Rustic Homes and Gardens: A publication for those who claim to Love the Land. Chiang Mai Edition
A month ago, the relatively unknown “English” teacher Lani Cox moved out of the Old City into a quaint and therefore charming wood and brick home in the reputable area known as Farang Farm located west of Chiang Mai proper. The result is her book, the Birth of Insanity, which will be released in the foreseeable future, a testament to Northern Thailand’s backwoods living and wildlife. It’s an exploration of the very limited capacity of the human mind and how squeamish and useless US citzens can be. In April, senior editor Winter Velásquez was invited to Lani’s little camp of horrors for an all too brief interview.
RH&G: There are dozens of habitable homes in Chiang Mai. What attracted you to this particular place?
Lani: Look, you have to understand I’m an Artist. And that cigarette box sized studio was overtaking my realized hungry potiential for universal domination and peaceful coexistence. We’re all one under the goddess moon.
Lani: You gonna let that thing burn all night or what.
RH&G: Oh, sorry.
RH&G: You’re famous for your risk taking and lack of looking before leaping behavior. What were some of the unfortuante challenges you didn’t know you’d have to overcome?
L to the V to the C: The upkeep has been a Wild Kingdom with Marlin Perkins episodic goolash. For starters, I found a good deal of broken glass behind the bed and kitchen counters. I suspect the cats were hittin the Leo pretty hard core and flinging the bottles against the walls in mirth.
The house is their domain, you see. I just provide the Tesco bought kibble. Romeo, for example, can open the back screen door by jumping on it. He hangs there letting the screen swing wide like a monkey on a vine, thereupon letting opportunistic mosquitoes into the house. Pippin is much more subtle. He claps his paws and the door opens.
These cats have issues. They’re out of control. Once they start drinking, they’re unstoppable. I’m trying to get them to this therapist that I’ve heard really good things about. If you think I’m joking, check these pictures out:
RH&G: Oh my Buddha.
Lani Loo: Yeah, it’s a regular pet cemetery out here. Except I don’t bury them, I just chuck them over into the neighbor’s yard.But I’ve gotten into the fun too, electrifying, bug spraying and slamming books into spiders. Cleaning poo from mysterious animals (I see it as a Welcome to the Neighborhood Sucker), barf (they eat WAY too fast sometimes) and even little black worms that breed in my upstairs bathroom.
RH&G: Wow. That’s disgusting. How has living out here changed you? If at all?
Miss Cox: It’s changed me for sure.
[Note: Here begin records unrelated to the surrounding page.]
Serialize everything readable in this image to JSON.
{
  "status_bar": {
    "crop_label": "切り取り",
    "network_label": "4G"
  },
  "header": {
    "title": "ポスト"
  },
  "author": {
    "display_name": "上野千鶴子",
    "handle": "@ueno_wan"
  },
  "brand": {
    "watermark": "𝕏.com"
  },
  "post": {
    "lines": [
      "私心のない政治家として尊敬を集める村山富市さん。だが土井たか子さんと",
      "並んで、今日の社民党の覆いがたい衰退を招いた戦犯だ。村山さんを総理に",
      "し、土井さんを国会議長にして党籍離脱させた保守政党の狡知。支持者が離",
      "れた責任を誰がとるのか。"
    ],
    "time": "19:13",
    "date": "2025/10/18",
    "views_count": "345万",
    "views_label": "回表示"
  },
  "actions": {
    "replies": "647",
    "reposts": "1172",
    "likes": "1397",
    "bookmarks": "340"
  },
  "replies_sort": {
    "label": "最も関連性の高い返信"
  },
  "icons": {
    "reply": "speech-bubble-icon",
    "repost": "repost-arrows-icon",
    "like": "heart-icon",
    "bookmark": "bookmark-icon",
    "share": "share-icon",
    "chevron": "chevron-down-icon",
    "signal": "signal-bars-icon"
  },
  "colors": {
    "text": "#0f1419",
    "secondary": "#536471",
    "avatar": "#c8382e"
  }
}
I swear and cuss a lot more. I feel like Peglegged Pete on Mess Hall duty clean up.And since the Day of Judgement is upon us I’ve decided to stock up on Top Ramen and canned soup. Farang Farm will be known as Bartertown. I’m training the cats in automatic weaponary since they are obviously proficient in hand to paw combat as well as the ninja arts. I’m putting them on sentry duty around the perimeter of the house. 2012 will make Thunderdome look like Disneyland.
RH&G: Uh, yeah. So. Well it’s getting kinda late so we should wrap this sandwich up. One last question: Do you like it here?
Lani Moo: It’s growing on me. I’m being retrained, not by the cats per se, but by the Universe under the goddess moon. When I first moved to Thailand I had to rethink a lot of things that I took for granted in the name of Culture. And now I’m having my ideas challenged again. It’s about being uncomfortable.
As odd as it might sound, I think that’s a good thing. I expect a little discomfort time and again. And now if you excuse me, I’m certain there is something semi-dead on my shoes for me to clean up.
*thank you archaeology.org for giving me this idea (i know, i’m weird)